Ever think visiting a cemetery would be a strange place to be a tourist? This famous cemetery located in the exclusive neighborhood of Recoleta holds some of the most important graves of famous Argentines. The most famous being Eva Peron, the former First Lady and political leader of Argentina.  Built in 1732 by monks, the impressive facility features neo-classical gates, Greek columns and elaborate marble mausoleums. (Flickr: bittermelon)

Café Tortoni

If you think the name of this cafe sounds European, you are correct. This 19th century coffeehouse was founded by a French immigrant who named it after a place in Paris. Today, it is the most famous cafe that once hoped to attract artists and creative’s and has successfully become an icon of Buenos Aires. (Flickr: blmurch)

Plaza de Mayo

Every city has its main square and in Buenos Aires, it is the Plaza de Mayo. (May Square.) It is famously known for the 1810 revolution that led to its independence. Its political significance resonates in history with mass demonstrations and rally’s. Most importantly, since 1977, it is where the Mothers of the Plaza de Mayo join annually to remember those lost during the Dirty War. This tourist attraction is also a great place for a stroll and to get a view of the Casa Rosada; the Pink House where the government reigns. (Flickr: budgetplaces)

Siga la Vaca
Flickr:  Reindertot

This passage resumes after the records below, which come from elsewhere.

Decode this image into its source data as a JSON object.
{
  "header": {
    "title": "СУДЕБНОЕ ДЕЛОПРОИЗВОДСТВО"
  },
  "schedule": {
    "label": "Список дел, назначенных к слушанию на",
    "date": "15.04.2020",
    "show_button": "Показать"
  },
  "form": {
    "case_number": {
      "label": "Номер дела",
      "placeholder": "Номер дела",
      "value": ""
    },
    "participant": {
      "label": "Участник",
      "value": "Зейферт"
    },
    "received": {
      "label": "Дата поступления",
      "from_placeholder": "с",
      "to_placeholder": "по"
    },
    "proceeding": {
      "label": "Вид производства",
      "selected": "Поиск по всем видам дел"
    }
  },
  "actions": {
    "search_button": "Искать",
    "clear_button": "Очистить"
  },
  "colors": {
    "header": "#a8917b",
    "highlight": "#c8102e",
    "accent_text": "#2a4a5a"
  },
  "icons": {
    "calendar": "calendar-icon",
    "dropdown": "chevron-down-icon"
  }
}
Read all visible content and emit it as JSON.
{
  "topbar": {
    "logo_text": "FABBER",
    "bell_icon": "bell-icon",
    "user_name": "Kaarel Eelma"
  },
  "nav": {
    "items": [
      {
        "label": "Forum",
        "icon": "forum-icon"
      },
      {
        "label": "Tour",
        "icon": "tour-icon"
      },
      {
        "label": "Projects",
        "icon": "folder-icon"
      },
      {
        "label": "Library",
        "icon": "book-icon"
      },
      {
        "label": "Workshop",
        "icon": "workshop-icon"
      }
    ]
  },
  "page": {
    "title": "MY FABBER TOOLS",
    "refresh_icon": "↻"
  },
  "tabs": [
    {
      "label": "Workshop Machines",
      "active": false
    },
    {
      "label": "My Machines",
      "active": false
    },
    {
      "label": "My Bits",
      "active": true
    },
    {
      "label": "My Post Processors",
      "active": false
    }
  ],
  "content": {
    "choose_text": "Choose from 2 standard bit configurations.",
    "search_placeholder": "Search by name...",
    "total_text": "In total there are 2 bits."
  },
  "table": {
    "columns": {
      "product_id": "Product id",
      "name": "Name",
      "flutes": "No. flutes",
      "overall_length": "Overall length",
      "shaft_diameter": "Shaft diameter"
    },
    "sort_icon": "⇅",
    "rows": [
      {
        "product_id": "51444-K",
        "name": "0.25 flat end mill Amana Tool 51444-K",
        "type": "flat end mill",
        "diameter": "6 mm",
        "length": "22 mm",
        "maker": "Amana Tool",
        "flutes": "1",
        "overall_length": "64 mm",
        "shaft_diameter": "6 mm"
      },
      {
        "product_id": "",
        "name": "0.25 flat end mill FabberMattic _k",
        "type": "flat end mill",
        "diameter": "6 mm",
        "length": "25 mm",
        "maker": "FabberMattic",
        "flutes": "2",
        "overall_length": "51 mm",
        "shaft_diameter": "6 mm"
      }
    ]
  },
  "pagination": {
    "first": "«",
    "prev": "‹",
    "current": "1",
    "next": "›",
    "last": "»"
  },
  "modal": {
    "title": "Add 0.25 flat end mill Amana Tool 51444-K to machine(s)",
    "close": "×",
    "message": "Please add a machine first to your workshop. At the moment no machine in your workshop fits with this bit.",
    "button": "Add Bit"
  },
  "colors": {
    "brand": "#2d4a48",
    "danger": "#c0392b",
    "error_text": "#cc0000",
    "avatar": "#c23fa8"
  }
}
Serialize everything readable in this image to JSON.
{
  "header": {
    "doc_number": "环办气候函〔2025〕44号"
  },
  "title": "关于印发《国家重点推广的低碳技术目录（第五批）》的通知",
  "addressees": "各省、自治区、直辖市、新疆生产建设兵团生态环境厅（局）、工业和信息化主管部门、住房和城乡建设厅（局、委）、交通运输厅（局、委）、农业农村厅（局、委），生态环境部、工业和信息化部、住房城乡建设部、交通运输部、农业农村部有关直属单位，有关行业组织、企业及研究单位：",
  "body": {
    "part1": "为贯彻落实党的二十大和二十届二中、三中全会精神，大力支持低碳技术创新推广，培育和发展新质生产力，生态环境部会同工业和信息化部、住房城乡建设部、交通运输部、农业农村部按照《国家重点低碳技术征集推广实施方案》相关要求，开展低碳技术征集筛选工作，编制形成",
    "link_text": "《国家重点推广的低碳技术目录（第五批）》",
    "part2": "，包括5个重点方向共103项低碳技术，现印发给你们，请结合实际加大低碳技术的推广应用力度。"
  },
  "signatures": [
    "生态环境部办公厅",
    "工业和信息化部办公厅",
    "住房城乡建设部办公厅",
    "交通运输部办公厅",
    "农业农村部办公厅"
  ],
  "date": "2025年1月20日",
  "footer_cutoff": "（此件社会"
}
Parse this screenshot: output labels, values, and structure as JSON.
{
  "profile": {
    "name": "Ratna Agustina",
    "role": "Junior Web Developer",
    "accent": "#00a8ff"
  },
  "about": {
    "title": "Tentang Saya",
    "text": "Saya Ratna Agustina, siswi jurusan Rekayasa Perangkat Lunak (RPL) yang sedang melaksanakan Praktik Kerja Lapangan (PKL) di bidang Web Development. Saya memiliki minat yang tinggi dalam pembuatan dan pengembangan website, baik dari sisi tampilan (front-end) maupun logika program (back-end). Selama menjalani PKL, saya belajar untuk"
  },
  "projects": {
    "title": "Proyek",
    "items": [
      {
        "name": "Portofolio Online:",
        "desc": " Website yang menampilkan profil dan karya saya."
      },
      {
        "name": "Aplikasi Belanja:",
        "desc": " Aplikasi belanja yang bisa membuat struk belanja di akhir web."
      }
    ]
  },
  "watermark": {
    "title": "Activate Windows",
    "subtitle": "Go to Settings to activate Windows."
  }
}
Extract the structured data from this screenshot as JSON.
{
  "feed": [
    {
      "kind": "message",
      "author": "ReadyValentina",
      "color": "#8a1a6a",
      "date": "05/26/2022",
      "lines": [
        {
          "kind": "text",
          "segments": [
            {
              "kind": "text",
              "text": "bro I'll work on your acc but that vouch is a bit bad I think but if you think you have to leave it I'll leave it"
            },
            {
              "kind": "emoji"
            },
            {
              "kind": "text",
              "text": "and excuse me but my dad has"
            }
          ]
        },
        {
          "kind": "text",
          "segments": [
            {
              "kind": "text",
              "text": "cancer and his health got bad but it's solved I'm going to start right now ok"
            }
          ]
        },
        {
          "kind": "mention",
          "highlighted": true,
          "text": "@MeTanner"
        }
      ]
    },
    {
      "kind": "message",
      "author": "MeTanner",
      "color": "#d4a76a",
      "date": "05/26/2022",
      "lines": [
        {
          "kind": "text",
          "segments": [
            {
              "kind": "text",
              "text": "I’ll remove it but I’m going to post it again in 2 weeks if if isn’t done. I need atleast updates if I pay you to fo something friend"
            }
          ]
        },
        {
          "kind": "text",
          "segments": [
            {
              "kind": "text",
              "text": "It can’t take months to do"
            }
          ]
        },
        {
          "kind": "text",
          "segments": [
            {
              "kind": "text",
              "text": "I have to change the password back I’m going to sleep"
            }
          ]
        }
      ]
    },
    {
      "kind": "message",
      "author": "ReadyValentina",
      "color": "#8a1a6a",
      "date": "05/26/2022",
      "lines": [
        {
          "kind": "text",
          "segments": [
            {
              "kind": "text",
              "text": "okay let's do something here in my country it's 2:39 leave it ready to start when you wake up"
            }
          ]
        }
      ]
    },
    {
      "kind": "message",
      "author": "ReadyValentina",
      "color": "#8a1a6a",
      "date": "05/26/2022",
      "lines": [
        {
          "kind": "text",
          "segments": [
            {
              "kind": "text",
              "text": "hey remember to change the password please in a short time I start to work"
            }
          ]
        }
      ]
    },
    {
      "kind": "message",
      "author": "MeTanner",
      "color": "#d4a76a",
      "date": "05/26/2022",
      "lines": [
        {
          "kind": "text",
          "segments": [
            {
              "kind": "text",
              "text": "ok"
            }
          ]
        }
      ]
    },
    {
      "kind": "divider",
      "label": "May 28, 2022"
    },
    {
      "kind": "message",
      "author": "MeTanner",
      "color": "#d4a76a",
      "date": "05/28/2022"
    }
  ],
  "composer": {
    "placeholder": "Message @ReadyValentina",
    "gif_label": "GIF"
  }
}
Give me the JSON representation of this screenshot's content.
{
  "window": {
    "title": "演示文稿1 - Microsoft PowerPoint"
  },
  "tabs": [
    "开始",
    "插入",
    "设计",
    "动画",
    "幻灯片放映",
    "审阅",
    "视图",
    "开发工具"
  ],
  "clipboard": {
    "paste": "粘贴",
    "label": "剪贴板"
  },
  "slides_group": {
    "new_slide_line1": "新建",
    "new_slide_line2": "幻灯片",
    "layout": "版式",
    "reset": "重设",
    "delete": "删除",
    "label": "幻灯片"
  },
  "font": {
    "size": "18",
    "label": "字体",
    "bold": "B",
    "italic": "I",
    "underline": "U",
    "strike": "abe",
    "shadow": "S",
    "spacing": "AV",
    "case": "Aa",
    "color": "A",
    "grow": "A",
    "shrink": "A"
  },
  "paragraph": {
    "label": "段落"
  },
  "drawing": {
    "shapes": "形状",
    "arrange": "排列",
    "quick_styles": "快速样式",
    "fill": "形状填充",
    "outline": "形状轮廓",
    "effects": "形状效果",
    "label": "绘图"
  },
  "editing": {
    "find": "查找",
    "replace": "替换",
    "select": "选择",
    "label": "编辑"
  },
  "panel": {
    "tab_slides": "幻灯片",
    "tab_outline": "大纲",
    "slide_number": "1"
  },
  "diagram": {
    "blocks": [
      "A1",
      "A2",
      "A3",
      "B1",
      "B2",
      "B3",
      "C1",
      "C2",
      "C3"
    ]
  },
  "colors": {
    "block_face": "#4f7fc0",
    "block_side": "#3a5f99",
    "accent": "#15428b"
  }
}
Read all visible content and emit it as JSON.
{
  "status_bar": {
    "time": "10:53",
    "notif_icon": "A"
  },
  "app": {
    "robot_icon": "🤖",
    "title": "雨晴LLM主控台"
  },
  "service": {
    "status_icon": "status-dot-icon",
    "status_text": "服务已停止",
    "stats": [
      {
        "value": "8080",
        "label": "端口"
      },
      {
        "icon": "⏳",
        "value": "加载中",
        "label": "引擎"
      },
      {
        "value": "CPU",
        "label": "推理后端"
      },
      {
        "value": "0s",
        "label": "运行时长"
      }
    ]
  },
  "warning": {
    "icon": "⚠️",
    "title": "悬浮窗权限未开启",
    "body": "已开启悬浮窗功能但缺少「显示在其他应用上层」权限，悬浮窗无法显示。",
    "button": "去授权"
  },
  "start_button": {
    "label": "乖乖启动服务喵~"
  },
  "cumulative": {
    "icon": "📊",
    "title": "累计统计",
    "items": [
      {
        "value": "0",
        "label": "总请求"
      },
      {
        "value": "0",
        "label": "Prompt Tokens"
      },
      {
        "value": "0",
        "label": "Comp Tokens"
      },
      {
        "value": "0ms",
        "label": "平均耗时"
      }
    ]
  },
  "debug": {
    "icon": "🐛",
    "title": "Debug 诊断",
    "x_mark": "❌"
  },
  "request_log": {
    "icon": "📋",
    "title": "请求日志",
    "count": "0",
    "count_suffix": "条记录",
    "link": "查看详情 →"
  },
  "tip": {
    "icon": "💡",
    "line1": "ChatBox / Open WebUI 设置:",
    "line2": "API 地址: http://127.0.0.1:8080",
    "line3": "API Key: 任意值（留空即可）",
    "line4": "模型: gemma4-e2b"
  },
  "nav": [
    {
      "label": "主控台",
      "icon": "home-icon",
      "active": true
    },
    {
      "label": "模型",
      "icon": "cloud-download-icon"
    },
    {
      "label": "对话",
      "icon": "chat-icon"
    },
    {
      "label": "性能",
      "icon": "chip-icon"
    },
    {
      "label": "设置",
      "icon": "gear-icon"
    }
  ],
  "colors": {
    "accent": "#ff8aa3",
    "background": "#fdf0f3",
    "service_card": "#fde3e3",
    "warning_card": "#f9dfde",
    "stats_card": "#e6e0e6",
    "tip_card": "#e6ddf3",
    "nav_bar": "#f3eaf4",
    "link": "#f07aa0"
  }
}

Similar to the Rodizio buffet system in Brazil, Argentines are proud of their beef and the best place to enjoy it is at Siga La Vaca. (Follow the Cow) You can fill your heart's desire with meat, salad, desert and of course, fine Argentine wine. Pace yourself; the food is delectable and you’ll probably need a walk outside on the waterfront afterwards! (Flickr: Reindertot)

Centro Cultural Torquato Tasso
Flickr: Maria 
Rosaria Sannino

To have the full effect of the magical spell Buenos Aires can put on a tourist, you cannot leave without trying tango. The Centro Cultural Torquato Tasso is traditionally a tango dance school with free open dance on Sundays. This decorative facility is filled with locals, tourists and even visited by famous celebrities such as Shakira and Robert Duvall. (Flickr: Maria Rosaria Sonnino)

La Boca

Flickr: vteen

Not only is La Boca the neighborhood for the Boca Juniors, it is a colorful barrio with strong European flavor. The earliest settlers were Italians from Genoa who gave this area a rich and vibrant look. Colorful houses and the pedestrian street; The Caminito attract tourists to watch tango artists perform live. (Flickr: vtveen)

Flickr: David

Comparable to the Obelisk of Washington D.C., this iconic symbol is a national historic monument of Buenos Aires. Located on what is probably another tourist attraction in itself, Avenida 9 de Julio, it was built to commemorate the first foundation of the city. It is a place throughout history where lots of occurrences have united the city, including in 2005 when a pink condom was placed over it to acknowledge World AIDS day. (Flickr: David Berkowitz)


Leave a Reply

About The Author